There are few sins worse in pop culture these days than not grasping the current zeitgeist stemming out of a new (or old) piece of content. Indeed, it’s nearly blasphemous as a pop-culture writer to admit a certain ignorance with cult TV shows like Twin Peaks. It is, after all, my job to consume, analyze, criticize and then over analyze works exactly like Twin Peaks: The Return. This is a major role of criticism, I think. We help the viewer or consumer to approach a work of art with a framework, a mindset, a way of thinking that gives a starting point. Criticism begins the discussion, so to speak. I like to think I participate in this dialectic in some small way, but I have to confess that I really don’t have much to provide in the way of Twin Peaks, other than to ask: What the hell is going on?
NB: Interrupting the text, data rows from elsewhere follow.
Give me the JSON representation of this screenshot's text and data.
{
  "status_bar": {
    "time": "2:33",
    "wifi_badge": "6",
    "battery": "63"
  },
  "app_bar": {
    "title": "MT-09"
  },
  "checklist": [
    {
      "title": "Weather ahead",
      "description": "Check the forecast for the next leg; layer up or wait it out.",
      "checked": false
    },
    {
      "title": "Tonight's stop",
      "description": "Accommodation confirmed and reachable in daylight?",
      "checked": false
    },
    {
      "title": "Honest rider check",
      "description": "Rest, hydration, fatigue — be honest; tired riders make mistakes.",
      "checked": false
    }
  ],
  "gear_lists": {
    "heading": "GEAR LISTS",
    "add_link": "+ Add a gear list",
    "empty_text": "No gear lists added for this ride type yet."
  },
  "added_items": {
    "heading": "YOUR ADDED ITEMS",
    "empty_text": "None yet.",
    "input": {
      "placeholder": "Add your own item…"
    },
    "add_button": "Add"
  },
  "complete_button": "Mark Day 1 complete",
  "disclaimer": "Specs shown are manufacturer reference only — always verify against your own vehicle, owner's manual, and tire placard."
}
So, here I have to give notice that I never got into the original Twin Peaks. Probably the most invested I ever got in that show was when Psych (great show, by the way) did an homage to it in one of its later seasons. Twin Peaks, to me, is like that old book someone recommended once that you went and bought, and never read. You know it’s supposed to be amazing. You know people seem to love it, but every time you pick it up, you find yourself reading two or three pages and not even paying attention to the writing, and then maybe falling asleep.

To be clear, Twin Peaks: The Return is beautiful, foreboding, enigmatic and creative in the way only cult shows, all too aware of themselves and their following, can be. It is incredibly well acted and directed.The first few episodes that I’ve watched feel more like dreamy reveries than a surrealist, deconstructed crime drama. Twin Peaks baffles me, because while I believe it’s undeniably good television, I also have no real idea of what is happening in any given scene. Now, some of this is certainly from approaching the show as a newcomer. Quite a bit of it, however, is simply that the show is weird as hell. The show is so strange, at times, that I don’t even think its strangeness can be adequately communicated. Every scene seems to have such a mingling of ideas and tropes and feelings, that one questions whether they’re misinterpreting any given line of dialogue or shot.

I immensely enjoy the gravity given to every character and moment. There is something oddly artsy and intriguing about the show’s willful campiness and oddball characters. One would think this the perfect show to encourage the kind of internet over-analyzation that I’m here to facilitate, but the effect of Twin Peaks: The Return is the opposite. I find some scenes stick with me for no apparent reason, lingering in my mind until they fade away, like a particularly vivid dream. The show defies analyzation.

A better way to few it may simply be to sit back and enjoy this oddball of a ride and deal with whatever strange destination it’s headed to for later.